▶ **WORK ITEM**: Copy the data below exactly.

Records drawn from a dataset
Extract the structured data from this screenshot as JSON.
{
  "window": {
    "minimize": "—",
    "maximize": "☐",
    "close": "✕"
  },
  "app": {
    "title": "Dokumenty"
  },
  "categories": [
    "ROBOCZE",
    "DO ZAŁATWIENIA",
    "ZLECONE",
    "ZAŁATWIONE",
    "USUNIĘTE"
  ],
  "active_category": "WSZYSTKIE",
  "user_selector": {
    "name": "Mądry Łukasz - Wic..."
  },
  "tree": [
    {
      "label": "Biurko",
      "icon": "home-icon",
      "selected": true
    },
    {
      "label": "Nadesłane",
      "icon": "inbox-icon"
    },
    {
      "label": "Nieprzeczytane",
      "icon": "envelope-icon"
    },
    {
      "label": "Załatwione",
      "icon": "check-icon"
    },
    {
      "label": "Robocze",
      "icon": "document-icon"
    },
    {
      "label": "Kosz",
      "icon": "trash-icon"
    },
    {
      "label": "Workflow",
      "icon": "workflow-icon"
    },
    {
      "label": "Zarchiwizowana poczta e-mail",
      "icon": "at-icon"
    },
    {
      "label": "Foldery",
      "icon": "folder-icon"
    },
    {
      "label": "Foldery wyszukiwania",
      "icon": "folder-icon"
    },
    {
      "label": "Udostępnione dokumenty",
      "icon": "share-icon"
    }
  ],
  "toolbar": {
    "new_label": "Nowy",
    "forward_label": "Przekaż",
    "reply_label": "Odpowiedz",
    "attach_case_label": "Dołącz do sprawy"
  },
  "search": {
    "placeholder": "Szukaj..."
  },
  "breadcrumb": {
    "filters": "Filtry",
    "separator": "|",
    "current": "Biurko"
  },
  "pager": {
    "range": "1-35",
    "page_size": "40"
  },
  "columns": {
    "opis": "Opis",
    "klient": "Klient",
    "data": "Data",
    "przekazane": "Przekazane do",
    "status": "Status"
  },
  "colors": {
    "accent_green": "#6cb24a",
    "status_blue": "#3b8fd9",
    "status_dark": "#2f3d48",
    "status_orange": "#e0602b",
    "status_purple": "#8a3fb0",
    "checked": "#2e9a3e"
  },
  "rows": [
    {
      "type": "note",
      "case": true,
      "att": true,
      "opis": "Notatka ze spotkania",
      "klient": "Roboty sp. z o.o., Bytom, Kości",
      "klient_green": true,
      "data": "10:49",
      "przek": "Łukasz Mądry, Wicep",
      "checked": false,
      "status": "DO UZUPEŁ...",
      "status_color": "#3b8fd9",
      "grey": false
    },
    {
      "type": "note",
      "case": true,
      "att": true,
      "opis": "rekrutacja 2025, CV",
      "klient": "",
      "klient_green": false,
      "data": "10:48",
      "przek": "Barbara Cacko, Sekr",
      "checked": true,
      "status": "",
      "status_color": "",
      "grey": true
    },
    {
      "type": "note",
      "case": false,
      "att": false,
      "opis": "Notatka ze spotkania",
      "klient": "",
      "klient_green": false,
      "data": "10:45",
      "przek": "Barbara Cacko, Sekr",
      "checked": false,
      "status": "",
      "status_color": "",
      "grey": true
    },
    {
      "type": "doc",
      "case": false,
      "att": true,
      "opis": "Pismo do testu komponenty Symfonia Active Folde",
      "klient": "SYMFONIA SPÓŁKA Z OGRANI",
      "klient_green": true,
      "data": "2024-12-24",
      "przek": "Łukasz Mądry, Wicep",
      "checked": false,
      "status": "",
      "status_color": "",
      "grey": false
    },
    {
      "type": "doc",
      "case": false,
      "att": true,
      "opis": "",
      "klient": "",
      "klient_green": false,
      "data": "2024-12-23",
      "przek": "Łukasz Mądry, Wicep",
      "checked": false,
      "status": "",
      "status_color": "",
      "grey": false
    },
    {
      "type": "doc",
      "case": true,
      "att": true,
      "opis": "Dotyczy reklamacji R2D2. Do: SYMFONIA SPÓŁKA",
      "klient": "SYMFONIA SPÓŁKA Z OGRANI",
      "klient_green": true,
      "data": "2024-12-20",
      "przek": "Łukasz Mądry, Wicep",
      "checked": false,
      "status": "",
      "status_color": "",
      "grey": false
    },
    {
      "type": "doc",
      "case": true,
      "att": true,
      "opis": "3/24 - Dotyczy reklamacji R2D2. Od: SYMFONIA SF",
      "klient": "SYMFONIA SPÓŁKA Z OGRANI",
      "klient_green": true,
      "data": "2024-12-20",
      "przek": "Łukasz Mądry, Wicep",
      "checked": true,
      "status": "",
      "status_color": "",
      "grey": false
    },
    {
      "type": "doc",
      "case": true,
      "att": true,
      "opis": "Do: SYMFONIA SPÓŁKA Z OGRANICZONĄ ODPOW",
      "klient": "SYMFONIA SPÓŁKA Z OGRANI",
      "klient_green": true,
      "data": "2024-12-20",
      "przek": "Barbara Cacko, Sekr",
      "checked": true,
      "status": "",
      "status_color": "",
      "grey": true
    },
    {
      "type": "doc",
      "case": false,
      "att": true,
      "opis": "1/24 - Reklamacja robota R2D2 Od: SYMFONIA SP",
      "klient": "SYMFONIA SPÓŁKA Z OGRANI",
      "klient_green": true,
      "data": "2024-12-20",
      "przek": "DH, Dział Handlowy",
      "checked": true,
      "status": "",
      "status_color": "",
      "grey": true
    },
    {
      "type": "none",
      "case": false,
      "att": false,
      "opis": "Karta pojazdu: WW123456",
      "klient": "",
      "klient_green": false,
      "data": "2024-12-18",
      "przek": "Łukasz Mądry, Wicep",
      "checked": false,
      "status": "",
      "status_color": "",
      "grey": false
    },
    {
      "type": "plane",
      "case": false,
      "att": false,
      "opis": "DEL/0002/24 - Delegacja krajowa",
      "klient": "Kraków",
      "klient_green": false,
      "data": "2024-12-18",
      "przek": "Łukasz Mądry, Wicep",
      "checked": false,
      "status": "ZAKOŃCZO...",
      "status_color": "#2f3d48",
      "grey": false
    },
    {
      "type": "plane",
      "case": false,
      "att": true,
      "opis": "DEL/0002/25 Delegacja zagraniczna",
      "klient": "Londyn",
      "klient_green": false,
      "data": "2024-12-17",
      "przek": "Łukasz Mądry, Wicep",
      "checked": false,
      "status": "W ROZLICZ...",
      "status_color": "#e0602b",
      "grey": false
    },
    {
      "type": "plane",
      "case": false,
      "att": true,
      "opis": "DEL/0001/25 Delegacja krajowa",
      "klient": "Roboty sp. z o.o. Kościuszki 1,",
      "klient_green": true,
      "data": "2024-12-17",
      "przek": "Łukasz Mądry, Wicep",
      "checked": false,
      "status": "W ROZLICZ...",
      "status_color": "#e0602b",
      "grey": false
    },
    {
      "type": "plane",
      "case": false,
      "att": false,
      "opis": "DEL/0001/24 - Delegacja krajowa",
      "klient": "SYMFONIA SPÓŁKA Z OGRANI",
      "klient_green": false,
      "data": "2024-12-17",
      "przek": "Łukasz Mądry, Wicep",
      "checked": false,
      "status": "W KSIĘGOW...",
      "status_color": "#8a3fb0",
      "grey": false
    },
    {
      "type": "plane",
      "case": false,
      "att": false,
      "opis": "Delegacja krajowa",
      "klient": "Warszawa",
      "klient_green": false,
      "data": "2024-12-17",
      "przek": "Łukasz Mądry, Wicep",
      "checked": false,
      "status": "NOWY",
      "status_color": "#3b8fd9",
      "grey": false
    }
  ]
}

▶ **WRITTEN RESPONSE**:
Extract the structured data from this screenshot as JSON.
{
  "window": {
    "minimize": "—",
    "maximize": "☐",
    "close": "✕"
  },
  "app": {
    "title": "Dokumenty"
  },
  "categories": [
    "ROBOCZE",
    "DO ZAŁATWIENIA",
    "ZLECONE",
    "ZAŁATWIONE",
    "USUNIĘTE"
  ],
  "active_category": "WSZYSTKIE",
  "user_selector": {
    "name": "Mądry Łukasz - Wic..."
  },
  "tree": [
    {
      "label": "Biurko",
      "icon": "home-icon",
      "selected": true
    },
    {
      "label": "Nadesłane",
      "icon": "inbox-icon"
    },
    {
      "label": "Nieprzeczytane",
      "icon": "envelope-icon"
    },
    {
      "label": "Załatwione",
      "icon": "check-icon"
    },
    {
      "label": "Robocze",
      "icon": "document-icon"
    },
    {
      "label": "Kosz",
      "icon": "trash-icon"
    },
    {
      "label": "Workflow",
      "icon": "workflow-icon"
    },
    {
      "label": "Zarchiwizowana poczta e-mail",
      "icon": "at-icon"
    },
    {
      "label": "Foldery",
      "icon": "folder-icon"
    },
    {
      "label": "Foldery wyszukiwania",
      "icon": "folder-icon"
    },
    {
      "label": "Udostępnione dokumenty",
      "icon": "share-icon"
    }
  ],
  "toolbar": {
    "new_label": "Nowy",
    "forward_label": "Przekaż",
    "reply_label": "Odpowiedz",
    "attach_case_label": "Dołącz do sprawy"
  },
  "search": {
    "placeholder": "Szukaj..."
  },
  "breadcrumb": {
    "filters": "Filtry",
    "separator": "|",
    "current": "Biurko"
  },
  "pager": {
    "range": "1-35",
    "page_size": "40"
  },
  "columns": {
    "opis": "Opis",
    "klient": "Klient",
    "data": "Data",
    "przekazane": "Przekazane do",
    "status": "Status"
  },
  "colors": {
    "accent_green": "#6cb24a",
    "status_blue": "#3b8fd9",
    "status_dark": "#2f3d48",
    "status_orange": "#e0602b",
    "status_purple": "#8a3fb0",
    "checked": "#2e9a3e"
  },
  "rows": [
    {
      "type": "note",
      "case": true,
      "att": true,
      "opis": "Notatka ze spotkania",
      "klient": "Roboty sp. z o.o., Bytom, Kości",
      "klient_green": true,
      "data": "10:49",
      "przek": "Łukasz Mądry, Wicep",
      "checked": false,
      "status": "DO UZUPEŁ...",
      "status_color": "#3b8fd9",
      "grey": false
    },
    {
      "type": "note",
      "case": true,
      "att": true,
      "opis": "rekrutacja 2025, CV",
      "klient": "",
      "klient_green": false,
      "data": "10:48",
      "przek": "Barbara Cacko, Sekr",
      "checked": true,
      "status": "",
      "status_color": "",
      "grey": true
    },
    {
      "type": "note",
      "case": false,
      "att": false,
      "opis": "Notatka ze spotkania",
      "klient": "",
      "klient_green": false,
      "data": "10:45",
      "przek": "Barbara Cacko, Sekr",
      "checked": false,
      "status": "",
      "status_color": "",
      "grey": true
    },
    {
      "type": "doc",
      "case": false,
      "att": true,
      "opis": "Pismo do testu komponenty Symfonia Active Folde",
      "klient": "SYMFONIA SPÓŁKA Z OGRANI",
      "klient_green": true,
      "data": "2024-12-24",
      "przek": "Łukasz Mądry, Wicep",
      "checked": false,
      "status": "",
      "status_color": "",
      "grey": false
    },
    {
      "type": "doc",
      "case": false,
      "att": true,
      "opis": "",
      "klient": "",
      "klient_green": false,
      "data": "2024-12-23",
      "przek": "Łukasz Mądry, Wicep",
      "checked": false,
      "status": "",
      "status_color": "",
      "grey": false
    },
    {
      "type": "doc",
      "case": true,
      "att": true,
      "opis": "Dotyczy reklamacji R2D2. Do: SYMFONIA SPÓŁKA",
      "klient": "SYMFONIA SPÓŁKA Z OGRANI",
      "klient_green": true,
      "data": "2024-12-20",
      "przek": "Łukasz Mądry, Wicep",
      "checked": false,
      "status": "",
      "status_color": "",
      "grey": false
    },
    {
      "type": "doc",
      "case": true,
      "att": true,
      "opis": "3/24 - Dotyczy reklamacji R2D2. Od: SYMFONIA SF",
      "klient": "SYMFONIA SPÓŁKA Z OGRANI",
      "klient_green": true,
      "data": "2024-12-20",
      "przek": "Łukasz Mądry, Wicep",
      "checked": true,
      "status": "",
      "status_color": "",
      "grey": false
    },
    {
      "type": "doc",
      "case": true,
      "att": true,
      "opis": "Do: SYMFONIA SPÓŁKA Z OGRANICZONĄ ODPOW",
      "klient": "SYMFONIA SPÓŁKA Z OGRANI",
      "klient_green": true,
      "data": "2024-12-20",
      "przek": "Barbara Cacko, Sekr",
      "checked": true,
      "status": "",
      "status_color": "",
      "grey": true
    },
    {
      "type": "doc",
      "case": false,
      "att": true,
      "opis": "1/24 - Reklamacja robota R2D2 Od: SYMFONIA SP",
      "klient": "SYMFONIA SPÓŁKA Z OGRANI",
      "klient_green": true,
      "data": "2024-12-20",
      "przek": "DH, Dział Handlowy",
      "checked": true,
      "status": "",
      "status_color": "",
      "grey": true
    },
    {
      "type": "none",
      "case": false,
      "att": false,
      "opis": "Karta pojazdu: WW123456",
      "klient": "",
      "klient_green": false,
      "data": "2024-12-18",
      "przek": "Łukasz Mądry, Wicep",
      "checked": false,
      "status": "",
      "status_color": "",
      "grey": false
    },
    {
      "type": "plane",
      "case": false,
      "att": false,
      "opis": "DEL/0002/24 - Delegacja krajowa",
      "klient": "Kraków",
      "klient_green": false,
      "data": "2024-12-18",
      "przek": "Łukasz Mądry, Wicep",
      "checked": false,
      "status": "ZAKOŃCZO...",
      "status_color": "#2f3d48",
      "grey": false
    },
    {
      "type": "plane",
      "case": false,
      "att": true,
      "opis": "DEL/0002/25 Delegacja zagraniczna",
      "klient": "Londyn",
      "klient_green": false,
      "data": "2024-12-17",
      "przek": "Łukasz Mądry, Wicep",
      "checked": false,
      "status": "W ROZLICZ...",
      "status_color": "#e0602b",
      "grey": false
    },
    {
      "type": "plane",
      "case": false,
      "att": true,
      "opis": "DEL/0001/25 Delegacja krajowa",
      "klient": "Roboty sp. z o.o. Kościuszki 1,",
      "klient_green": true,
      "data": "2024-12-17",
      "przek": "Łukasz Mądry, Wicep",
      "checked": false,
      "status": "W ROZLICZ...",
      "status_color": "#e0602b",
      "grey": false
    },
    {
      "type": "plane",
      "case": false,
      "att": false,
      "opis": "DEL/0001/24 - Delegacja krajowa",
      "klient": "SYMFONIA SPÓŁKA Z OGRANI",
      "klient_green": false,
      "data": "2024-12-17",
      "przek": "Łukasz Mądry, Wicep",
      "checked": false,
      "status": "W KSIĘGOW...",
      "status_color": "#8a3fb0",
      "grey": false
    },
    {
      "type": "plane",
      "case": false,
      "att": false,
      "opis": "Delegacja krajowa",
      "klient": "Warszawa",
      "klient_green": false,
      "data": "2024-12-17",
      "przek": "Łukasz Mądry, Wicep",
      "checked": false,
      "status": "NOWY",
      "status_color": "#3b8fd9",
      "grey": false
    }
  ]
}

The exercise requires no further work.